Fido - Good Dog
| Here’s the deal. It’s the 50s and a generation ago, some “space dust” arrived in the atmosphere and reanimated corpses into zombies. The living populace fought the “zombie wars” for survival until an enterprising company called Zomcom discovered a method of “killing” the zombies and a method of domesticating them. Now every suburban family has one to do their chores around the house.
Fido, in all its outrageous plot, is intelligent satire that manages to also be entirely entertaining. The 50s represent hypocrisy and idealism and haven’t been used this well as this sort of symbol since Pleasantville. Zomcom represents the omnipresent omnipotent corporation menace that is slowing taking over our lives. The zombies represent, well they can represent many things, from oppressed peoples, foreigners, “infidels,” anything that we are generally afraid of and like to blame all of our own self-created problems on.
All of this is wrapped up in a funny, insightful script with an entertaining and compelling plot.
Fido takes a completely different track than the other “zombie comedy” of late, Shaun of the Dead. Where that film used the zombie conceit to comment on our passionless, repetitive lives, Fido ironically finds “life” in the zombies and liberates them from their exploitation. There is a great line about halfway through where Carrie-Ann Moss decides that she and her son won’t have a funeral and instead are “going zombie!” Most zombie films, even the funny ones, are about trying to survive a zombie onslaught. Fido is about trying to survive the solution.
And this is a time where trying to survive “solutions” that our governments and corporations are inflicting on us is very relevant. This gives the humour of the film an extra oomph. Not that it needs it. Fido’s script is high wit and the cast is up for it. Besides Carrie-Ann Moss who is wonderfully against type as the typical suburban 50s housewife, there is the delightful Dylan Baker as her repressed husband, the wonderful Tim Blake Nelson (O Brother Where Are’t Thou?) as the odd neighbour and the new K’sun Ray (what were this kids parents thinking anyway?) as the protagonist. This kid has a face of an angel with an old soul behind his eyes. Hopefully he has a bright career ahead of him.

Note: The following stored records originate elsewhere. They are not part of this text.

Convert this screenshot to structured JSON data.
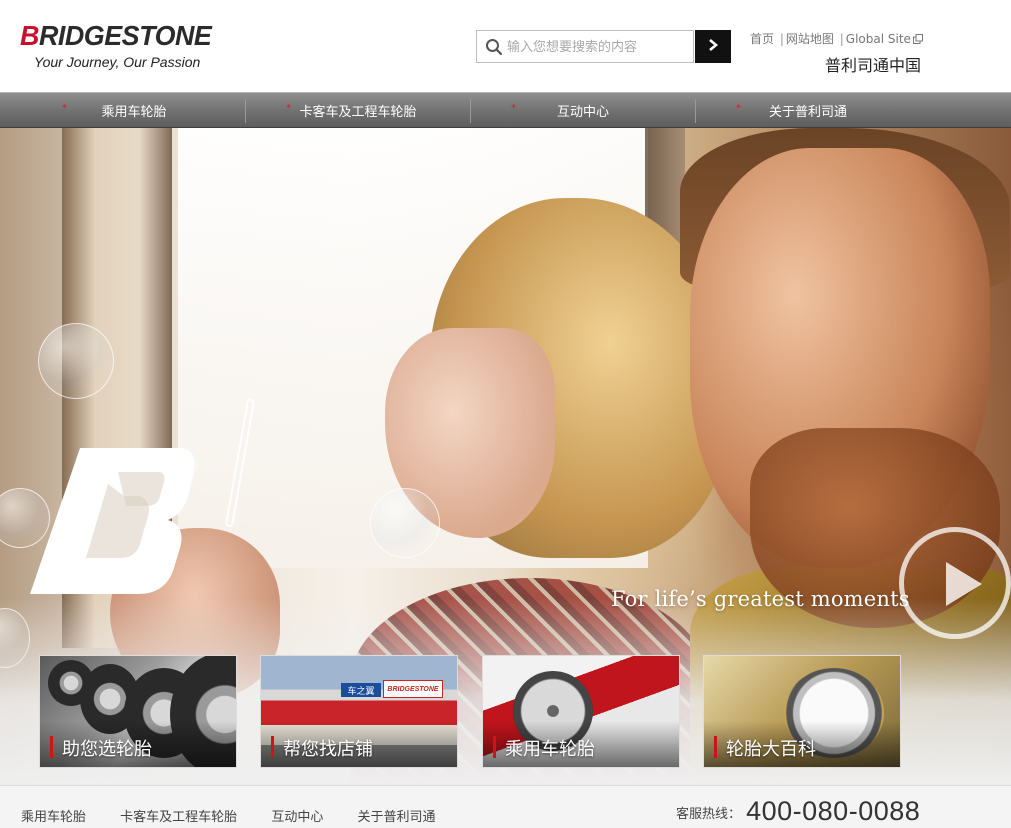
{
  "brand": {
    "wordmark": "BRIDGESTONE",
    "tagline": "Your Journey, Our Passion",
    "chinese_name": "普利司通中国",
    "color_red": "#c8102e"
  },
  "search": {
    "placeholder": "输入您想要搜索的内容",
    "icon": "search-icon",
    "submit_icon": "chevron-right-icon"
  },
  "toplinks": {
    "home": "首页",
    "sitemap": "网站地图",
    "global": "Global Site",
    "separator": "|"
  },
  "nav": {
    "items": [
      {
        "label": "乘用车轮胎"
      },
      {
        "label": "卡客车及工程车轮胎"
      },
      {
        "label": "互动中心"
      },
      {
        "label": "关于普利司通"
      }
    ],
    "marker": "*"
  },
  "hero": {
    "tagline": "For life’s greatest moments",
    "play_icon": "play-icon",
    "logo_mark": "B"
  },
  "tiles": [
    {
      "label": "助您选轮胎"
    },
    {
      "label": "帮您找店铺"
    },
    {
      "label": "乘用车轮胎"
    },
    {
      "label": "轮胎大百科"
    }
  ],
  "tile_details": {
    "shop_sign": "车之翼",
    "shop_brand": "BRIDGESTONE"
  },
  "footer": {
    "links": [
      {
        "label": "乘用车轮胎"
      },
      {
        "label": "卡客车及工程车轮胎"
      },
      {
        "label": "互动中心"
      },
      {
        "label": "关于普利司通"
      }
    ],
    "hotline_label": "客服热线：",
    "hotline_number": "400-080-0088"
  }
}
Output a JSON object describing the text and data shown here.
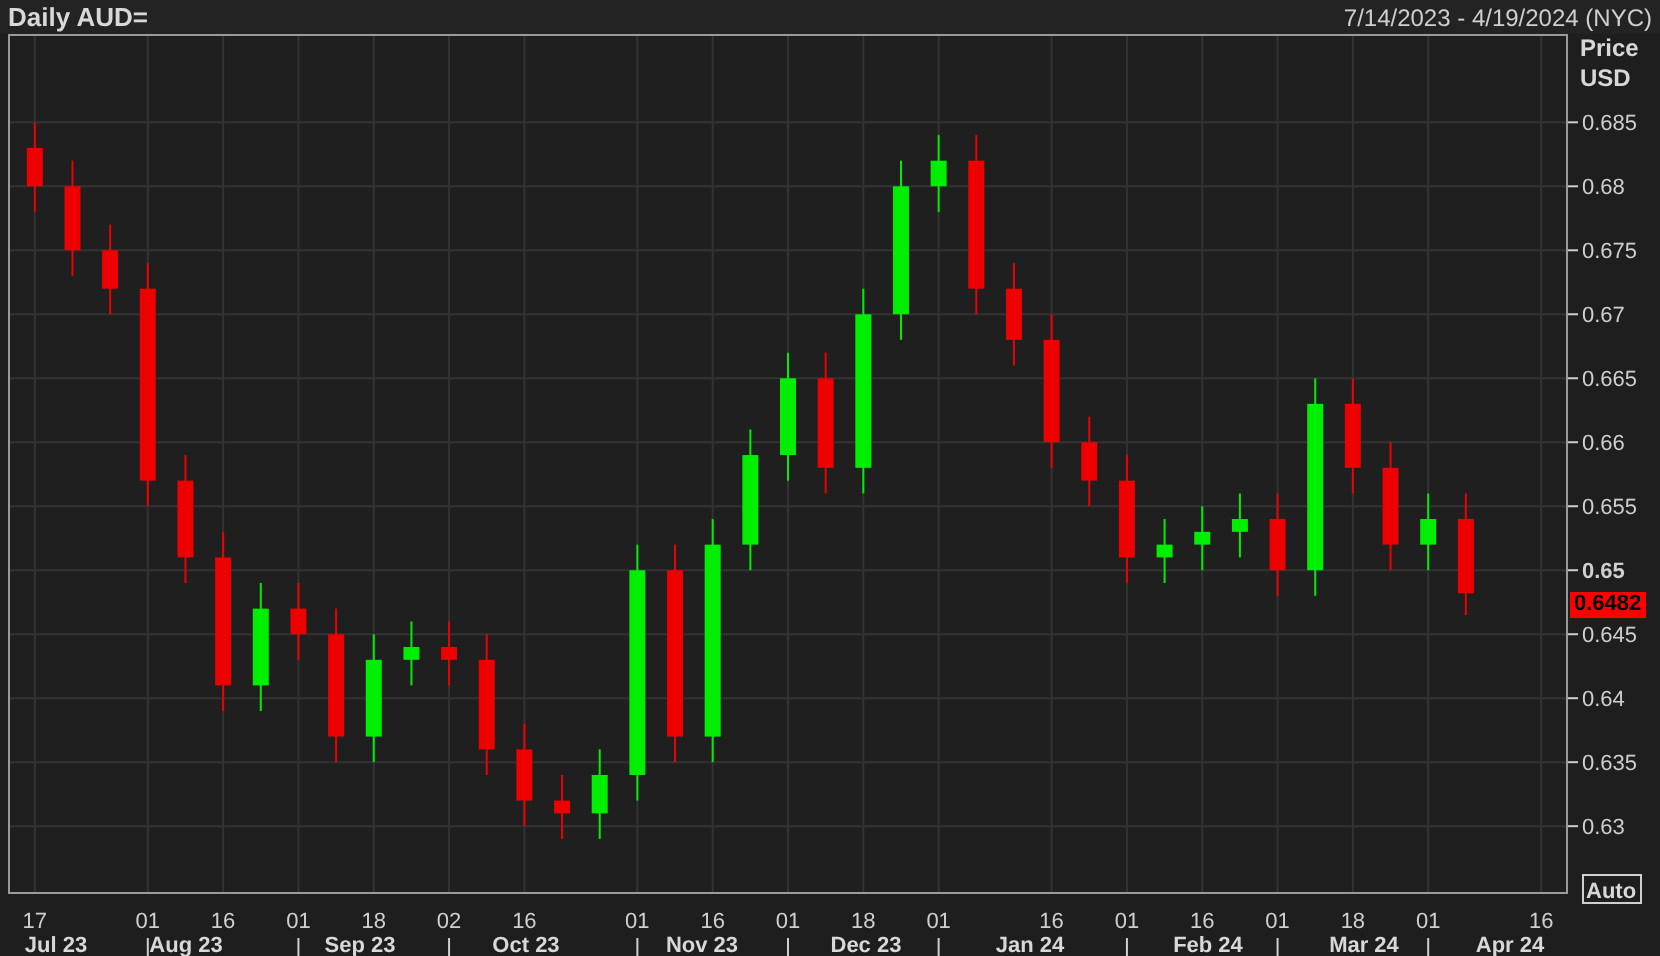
{
  "header": {
    "title": "Daily AUD=",
    "date_range": "7/14/2023 - 4/19/2024 (NYC)"
  },
  "price_axis": {
    "title_line_1": "Price",
    "title_line_2": "USD",
    "last_price": "0.6482",
    "auto_button": "Auto"
  },
  "time_axis": {
    "month_labels": [
      "Jul 23",
      "Aug 23",
      "Sep 23",
      "Oct 23",
      "Nov 23",
      "Dec 23",
      "Jan 24",
      "Feb 24",
      "Mar 24",
      "Apr 24"
    ]
  },
  "chart_data": {
    "type": "candlestick",
    "grid": true,
    "categories": [
      "17",
      null,
      null,
      "01",
      null,
      "16",
      null,
      "01",
      null,
      "18",
      null,
      "02",
      null,
      "16",
      null,
      null,
      "01",
      null,
      "16",
      null,
      "01",
      null,
      "18",
      null,
      "01",
      null,
      null,
      "16",
      null,
      "01",
      null,
      "16",
      null,
      "01",
      null,
      "18",
      null,
      "01",
      null,
      null,
      "16"
    ],
    "ohlc": [
      [
        0.683,
        0.685,
        0.678,
        0.68
      ],
      [
        0.68,
        0.682,
        0.673,
        0.675
      ],
      [
        0.675,
        0.677,
        0.67,
        0.672
      ],
      [
        0.672,
        0.674,
        0.655,
        0.657
      ],
      [
        0.657,
        0.659,
        0.649,
        0.651
      ],
      [
        0.651,
        0.653,
        0.639,
        0.641
      ],
      [
        0.641,
        0.649,
        0.639,
        0.647
      ],
      [
        0.647,
        0.649,
        0.643,
        0.645
      ],
      [
        0.645,
        0.647,
        0.635,
        0.637
      ],
      [
        0.637,
        0.645,
        0.635,
        0.643
      ],
      [
        0.643,
        0.646,
        0.641,
        0.644
      ],
      [
        0.644,
        0.646,
        0.641,
        0.643
      ],
      [
        0.643,
        0.645,
        0.634,
        0.636
      ],
      [
        0.636,
        0.638,
        0.63,
        0.632
      ],
      [
        0.632,
        0.634,
        0.629,
        0.631
      ],
      [
        0.631,
        0.636,
        0.629,
        0.634
      ],
      [
        0.634,
        0.652,
        0.632,
        0.65
      ],
      [
        0.65,
        0.652,
        0.635,
        0.637
      ],
      [
        0.637,
        0.654,
        0.635,
        0.652
      ],
      [
        0.652,
        0.661,
        0.65,
        0.659
      ],
      [
        0.659,
        0.667,
        0.657,
        0.665
      ],
      [
        0.665,
        0.667,
        0.656,
        0.658
      ],
      [
        0.658,
        0.672,
        0.656,
        0.67
      ],
      [
        0.67,
        0.682,
        0.668,
        0.68
      ],
      [
        0.68,
        0.684,
        0.678,
        0.682
      ],
      [
        0.682,
        0.684,
        0.67,
        0.672
      ],
      [
        0.672,
        0.674,
        0.666,
        0.668
      ],
      [
        0.668,
        0.67,
        0.658,
        0.66
      ],
      [
        0.66,
        0.662,
        0.655,
        0.657
      ],
      [
        0.657,
        0.659,
        0.649,
        0.651
      ],
      [
        0.651,
        0.654,
        0.649,
        0.652
      ],
      [
        0.652,
        0.655,
        0.65,
        0.653
      ],
      [
        0.653,
        0.656,
        0.651,
        0.654
      ],
      [
        0.654,
        0.656,
        0.648,
        0.65
      ],
      [
        0.65,
        0.665,
        0.648,
        0.663
      ],
      [
        0.663,
        0.665,
        0.656,
        0.658
      ],
      [
        0.658,
        0.66,
        0.65,
        0.652
      ],
      [
        0.652,
        0.656,
        0.65,
        0.654
      ],
      [
        0.654,
        0.656,
        0.6465,
        0.6482
      ],
      null,
      null
    ],
    "ylim": [
      0.6247,
      0.6919
    ],
    "yticks": [
      0.63,
      0.635,
      0.64,
      0.645,
      0.65,
      0.655,
      0.66,
      0.665,
      0.67,
      0.675,
      0.68,
      0.685
    ]
  }
}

Fido is the kind of refreshing film that comes out of nowhere (although I recognise the years of hard work getting a film like this made) and blindsides you with intelligence, humour and entertainment. Too bad all our trips to the cinema are not this satisfying.